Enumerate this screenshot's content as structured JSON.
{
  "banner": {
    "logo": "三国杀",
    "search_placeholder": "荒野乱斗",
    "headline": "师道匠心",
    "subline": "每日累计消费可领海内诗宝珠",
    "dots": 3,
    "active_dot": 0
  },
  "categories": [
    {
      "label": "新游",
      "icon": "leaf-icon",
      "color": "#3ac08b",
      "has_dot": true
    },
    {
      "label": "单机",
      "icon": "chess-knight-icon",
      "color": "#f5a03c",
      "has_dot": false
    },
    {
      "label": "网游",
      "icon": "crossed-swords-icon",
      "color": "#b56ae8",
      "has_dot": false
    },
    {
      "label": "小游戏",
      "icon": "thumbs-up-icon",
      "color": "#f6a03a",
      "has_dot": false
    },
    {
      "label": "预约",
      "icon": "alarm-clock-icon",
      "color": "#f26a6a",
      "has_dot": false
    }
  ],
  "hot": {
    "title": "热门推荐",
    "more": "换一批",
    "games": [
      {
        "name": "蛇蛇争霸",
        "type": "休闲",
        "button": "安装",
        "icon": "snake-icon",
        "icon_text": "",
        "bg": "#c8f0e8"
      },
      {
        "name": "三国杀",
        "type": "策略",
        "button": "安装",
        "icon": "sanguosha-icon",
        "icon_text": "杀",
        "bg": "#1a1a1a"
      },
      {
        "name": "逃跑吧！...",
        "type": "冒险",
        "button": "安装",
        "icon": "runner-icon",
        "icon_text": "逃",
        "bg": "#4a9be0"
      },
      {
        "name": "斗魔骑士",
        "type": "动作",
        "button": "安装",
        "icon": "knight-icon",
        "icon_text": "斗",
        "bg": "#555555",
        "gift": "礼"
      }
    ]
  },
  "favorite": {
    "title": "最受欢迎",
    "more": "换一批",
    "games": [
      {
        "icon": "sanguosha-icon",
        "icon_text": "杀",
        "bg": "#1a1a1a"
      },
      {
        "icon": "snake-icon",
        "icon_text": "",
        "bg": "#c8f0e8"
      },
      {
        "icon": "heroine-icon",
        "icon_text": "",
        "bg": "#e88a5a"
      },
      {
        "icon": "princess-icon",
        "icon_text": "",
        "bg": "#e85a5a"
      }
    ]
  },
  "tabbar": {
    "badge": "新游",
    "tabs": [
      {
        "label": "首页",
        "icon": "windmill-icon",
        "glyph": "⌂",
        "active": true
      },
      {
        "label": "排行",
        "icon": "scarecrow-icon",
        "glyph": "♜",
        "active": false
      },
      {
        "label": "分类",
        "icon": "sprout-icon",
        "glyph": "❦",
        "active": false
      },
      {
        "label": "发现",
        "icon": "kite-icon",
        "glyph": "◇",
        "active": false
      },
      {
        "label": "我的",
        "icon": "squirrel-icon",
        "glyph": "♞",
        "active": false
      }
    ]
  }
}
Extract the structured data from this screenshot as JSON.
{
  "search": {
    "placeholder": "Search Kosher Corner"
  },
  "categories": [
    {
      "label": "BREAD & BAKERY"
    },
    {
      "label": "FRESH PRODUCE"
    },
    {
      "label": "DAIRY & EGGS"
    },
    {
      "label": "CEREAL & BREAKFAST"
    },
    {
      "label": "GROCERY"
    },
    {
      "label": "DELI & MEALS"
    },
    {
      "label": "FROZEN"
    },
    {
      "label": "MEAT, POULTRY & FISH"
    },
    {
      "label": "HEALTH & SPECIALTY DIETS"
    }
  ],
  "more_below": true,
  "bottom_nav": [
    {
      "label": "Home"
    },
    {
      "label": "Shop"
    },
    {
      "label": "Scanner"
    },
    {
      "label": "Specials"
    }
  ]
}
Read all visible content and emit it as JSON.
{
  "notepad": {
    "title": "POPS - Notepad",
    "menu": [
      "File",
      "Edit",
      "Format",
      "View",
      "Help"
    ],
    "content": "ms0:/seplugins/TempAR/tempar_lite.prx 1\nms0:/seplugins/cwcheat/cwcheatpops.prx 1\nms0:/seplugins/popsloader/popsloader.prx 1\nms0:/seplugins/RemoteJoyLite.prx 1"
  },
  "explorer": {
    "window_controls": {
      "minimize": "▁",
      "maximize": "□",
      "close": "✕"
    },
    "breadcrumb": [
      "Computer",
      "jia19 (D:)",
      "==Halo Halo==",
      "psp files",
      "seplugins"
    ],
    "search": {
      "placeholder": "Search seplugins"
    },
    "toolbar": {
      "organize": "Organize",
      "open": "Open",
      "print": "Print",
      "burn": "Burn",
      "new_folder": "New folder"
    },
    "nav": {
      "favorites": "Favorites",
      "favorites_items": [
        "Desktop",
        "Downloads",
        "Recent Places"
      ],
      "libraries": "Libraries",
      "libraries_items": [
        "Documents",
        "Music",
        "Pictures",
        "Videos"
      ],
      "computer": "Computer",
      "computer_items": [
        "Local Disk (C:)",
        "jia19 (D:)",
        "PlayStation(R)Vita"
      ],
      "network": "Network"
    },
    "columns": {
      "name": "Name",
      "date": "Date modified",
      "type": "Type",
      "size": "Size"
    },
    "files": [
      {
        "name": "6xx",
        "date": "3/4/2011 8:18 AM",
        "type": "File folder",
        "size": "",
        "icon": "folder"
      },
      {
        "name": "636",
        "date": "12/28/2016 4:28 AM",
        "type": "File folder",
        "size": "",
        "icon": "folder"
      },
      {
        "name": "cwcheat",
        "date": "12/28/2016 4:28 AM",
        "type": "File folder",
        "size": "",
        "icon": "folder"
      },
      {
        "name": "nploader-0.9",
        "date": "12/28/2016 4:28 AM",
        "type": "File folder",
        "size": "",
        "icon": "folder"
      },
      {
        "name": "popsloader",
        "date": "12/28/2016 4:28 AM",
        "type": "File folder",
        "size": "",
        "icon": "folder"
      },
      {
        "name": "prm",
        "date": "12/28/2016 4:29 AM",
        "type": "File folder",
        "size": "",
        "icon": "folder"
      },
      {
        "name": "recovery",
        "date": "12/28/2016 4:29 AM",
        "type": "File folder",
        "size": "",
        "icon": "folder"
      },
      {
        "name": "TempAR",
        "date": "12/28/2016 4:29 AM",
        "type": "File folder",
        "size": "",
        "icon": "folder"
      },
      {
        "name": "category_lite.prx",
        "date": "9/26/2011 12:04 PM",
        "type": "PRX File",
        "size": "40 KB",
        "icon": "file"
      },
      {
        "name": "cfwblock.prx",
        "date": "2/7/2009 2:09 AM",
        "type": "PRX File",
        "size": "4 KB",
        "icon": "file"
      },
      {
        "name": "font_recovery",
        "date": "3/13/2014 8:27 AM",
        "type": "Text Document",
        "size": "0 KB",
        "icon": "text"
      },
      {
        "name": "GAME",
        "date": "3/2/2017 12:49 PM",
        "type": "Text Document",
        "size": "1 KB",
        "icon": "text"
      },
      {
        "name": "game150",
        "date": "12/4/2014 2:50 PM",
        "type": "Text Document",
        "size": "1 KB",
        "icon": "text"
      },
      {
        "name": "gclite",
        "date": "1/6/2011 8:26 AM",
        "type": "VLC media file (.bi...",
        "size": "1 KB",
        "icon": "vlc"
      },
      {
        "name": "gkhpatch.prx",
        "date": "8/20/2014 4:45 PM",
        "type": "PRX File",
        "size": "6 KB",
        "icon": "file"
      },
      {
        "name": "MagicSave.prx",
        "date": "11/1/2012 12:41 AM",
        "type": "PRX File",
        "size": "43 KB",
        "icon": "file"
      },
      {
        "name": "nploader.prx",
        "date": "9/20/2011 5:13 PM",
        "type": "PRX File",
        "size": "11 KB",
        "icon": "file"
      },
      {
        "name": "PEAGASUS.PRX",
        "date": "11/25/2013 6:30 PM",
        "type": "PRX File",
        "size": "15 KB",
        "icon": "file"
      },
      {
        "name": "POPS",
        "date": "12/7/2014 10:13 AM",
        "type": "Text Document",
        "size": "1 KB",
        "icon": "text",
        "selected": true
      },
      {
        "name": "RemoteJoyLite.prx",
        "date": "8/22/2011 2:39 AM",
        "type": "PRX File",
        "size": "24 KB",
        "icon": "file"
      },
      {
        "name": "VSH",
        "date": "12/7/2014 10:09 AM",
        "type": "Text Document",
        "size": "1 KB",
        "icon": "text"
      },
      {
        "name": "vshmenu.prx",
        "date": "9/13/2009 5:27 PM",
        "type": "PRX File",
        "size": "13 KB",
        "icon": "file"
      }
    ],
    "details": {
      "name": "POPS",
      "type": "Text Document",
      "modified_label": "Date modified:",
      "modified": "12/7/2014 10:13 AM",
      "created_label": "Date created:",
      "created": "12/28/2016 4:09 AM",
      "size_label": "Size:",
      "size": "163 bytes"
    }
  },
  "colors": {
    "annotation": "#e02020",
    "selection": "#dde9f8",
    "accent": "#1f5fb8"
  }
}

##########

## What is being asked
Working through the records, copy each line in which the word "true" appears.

## Answer section
      "has_dot": true
        "active": true
  "more_below": true,
        "selected": true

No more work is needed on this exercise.